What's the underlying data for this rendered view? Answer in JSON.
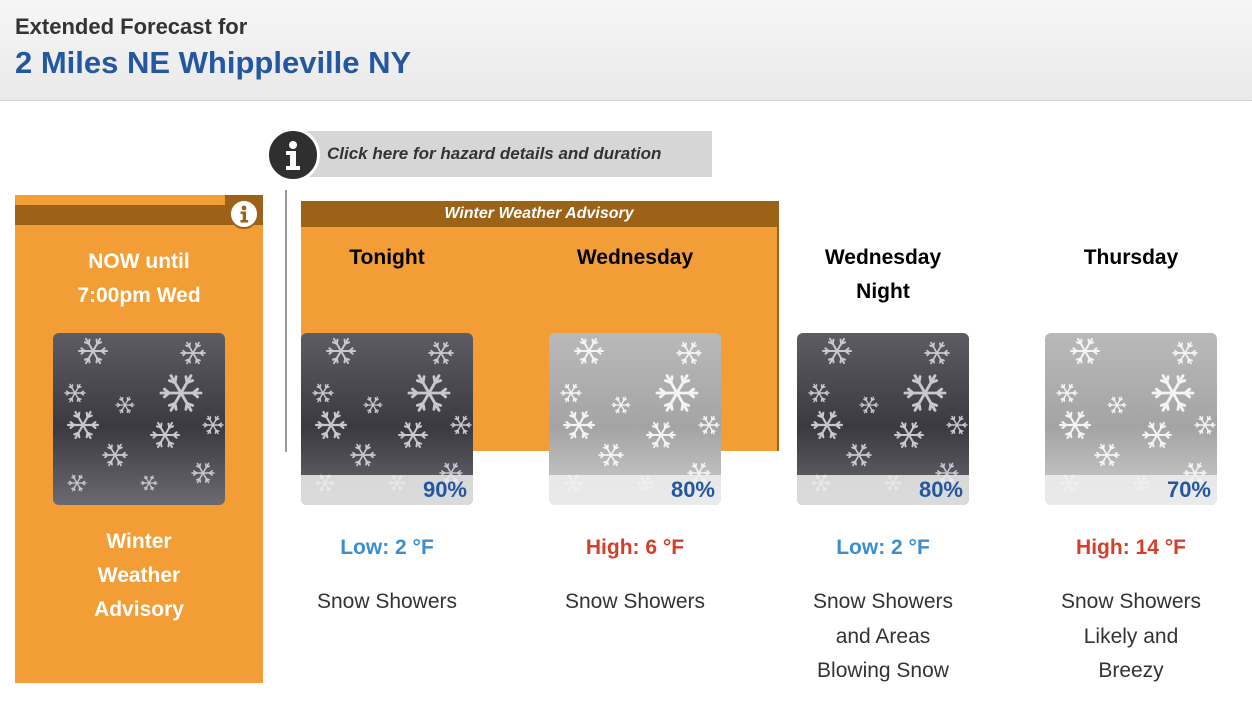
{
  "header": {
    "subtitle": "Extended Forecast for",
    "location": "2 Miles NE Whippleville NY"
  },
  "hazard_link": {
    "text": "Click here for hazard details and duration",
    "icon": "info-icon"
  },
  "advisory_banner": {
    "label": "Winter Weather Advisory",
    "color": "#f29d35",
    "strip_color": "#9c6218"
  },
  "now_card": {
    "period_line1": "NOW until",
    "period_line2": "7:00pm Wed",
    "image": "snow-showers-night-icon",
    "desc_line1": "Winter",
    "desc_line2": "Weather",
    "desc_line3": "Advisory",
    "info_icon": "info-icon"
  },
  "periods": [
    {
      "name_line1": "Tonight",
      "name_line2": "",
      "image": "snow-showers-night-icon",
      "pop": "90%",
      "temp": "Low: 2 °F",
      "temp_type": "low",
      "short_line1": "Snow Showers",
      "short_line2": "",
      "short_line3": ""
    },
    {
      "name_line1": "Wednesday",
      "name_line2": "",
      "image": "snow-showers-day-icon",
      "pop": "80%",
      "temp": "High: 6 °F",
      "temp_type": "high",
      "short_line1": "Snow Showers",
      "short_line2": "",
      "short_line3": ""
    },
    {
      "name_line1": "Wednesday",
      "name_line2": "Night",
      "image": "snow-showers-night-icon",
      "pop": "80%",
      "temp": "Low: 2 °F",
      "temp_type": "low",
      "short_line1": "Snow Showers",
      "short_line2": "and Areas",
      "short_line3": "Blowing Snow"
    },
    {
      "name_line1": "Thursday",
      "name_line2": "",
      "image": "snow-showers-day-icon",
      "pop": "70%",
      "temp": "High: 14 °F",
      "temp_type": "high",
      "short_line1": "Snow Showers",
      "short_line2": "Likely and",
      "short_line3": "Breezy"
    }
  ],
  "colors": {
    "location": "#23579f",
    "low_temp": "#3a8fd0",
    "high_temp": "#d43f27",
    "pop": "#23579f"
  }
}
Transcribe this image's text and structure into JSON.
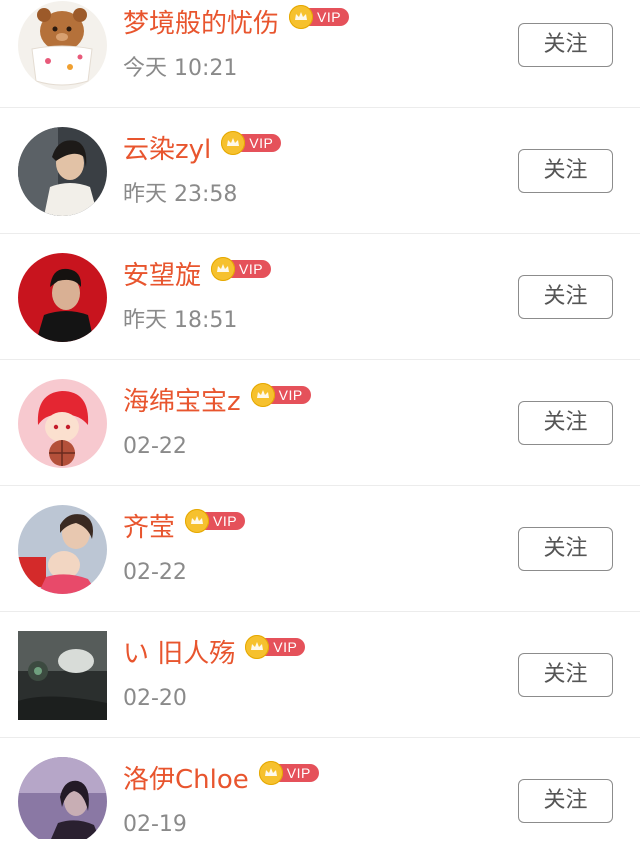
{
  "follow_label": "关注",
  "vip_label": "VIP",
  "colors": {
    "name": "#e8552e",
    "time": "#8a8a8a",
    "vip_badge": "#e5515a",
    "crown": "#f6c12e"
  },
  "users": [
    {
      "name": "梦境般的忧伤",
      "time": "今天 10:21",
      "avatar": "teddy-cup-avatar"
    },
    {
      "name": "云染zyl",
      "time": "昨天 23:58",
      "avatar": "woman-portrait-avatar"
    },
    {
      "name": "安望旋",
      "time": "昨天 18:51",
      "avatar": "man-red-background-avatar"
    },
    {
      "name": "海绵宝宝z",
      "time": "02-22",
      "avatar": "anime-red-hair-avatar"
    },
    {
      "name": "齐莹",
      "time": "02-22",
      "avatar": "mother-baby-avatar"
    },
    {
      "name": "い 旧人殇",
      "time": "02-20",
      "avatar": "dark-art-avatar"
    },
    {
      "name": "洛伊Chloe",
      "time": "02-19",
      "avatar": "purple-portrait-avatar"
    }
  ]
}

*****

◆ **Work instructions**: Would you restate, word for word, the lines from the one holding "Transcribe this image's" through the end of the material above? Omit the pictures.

◆ **Completed task**:
Transcribe this image's text and structure into JSON.
{
  "follow_label": "关注",
  "vip_label": "VIP",
  "colors": {
    "name": "#e8552e",
    "time": "#8a8a8a",
    "vip_badge": "#e5515a",
    "crown": "#f6c12e"
  },
  "users": [
    {
      "name": "梦境般的忧伤",
      "time": "今天 10:21",
      "avatar": "teddy-cup-avatar"
    },
    {
      "name": "云染zyl",
      "time": "昨天 23:58",
      "avatar": "woman-portrait-avatar"
    },
    {
      "name": "安望旋",
      "time": "昨天 18:51",
      "avatar": "man-red-background-avatar"
    },
    {
      "name": "海绵宝宝z",
      "time": "02-22",
      "avatar": "anime-red-hair-avatar"
    },
    {
      "name": "齐莹",
      "time": "02-22",
      "avatar": "mother-baby-avatar"
    },
    {
      "name": "い 旧人殇",
      "time": "02-20",
      "avatar": "dark-art-avatar"
    },
    {
      "name": "洛伊Chloe",
      "time": "02-19",
      "avatar": "purple-portrait-avatar"
    }
  ]
}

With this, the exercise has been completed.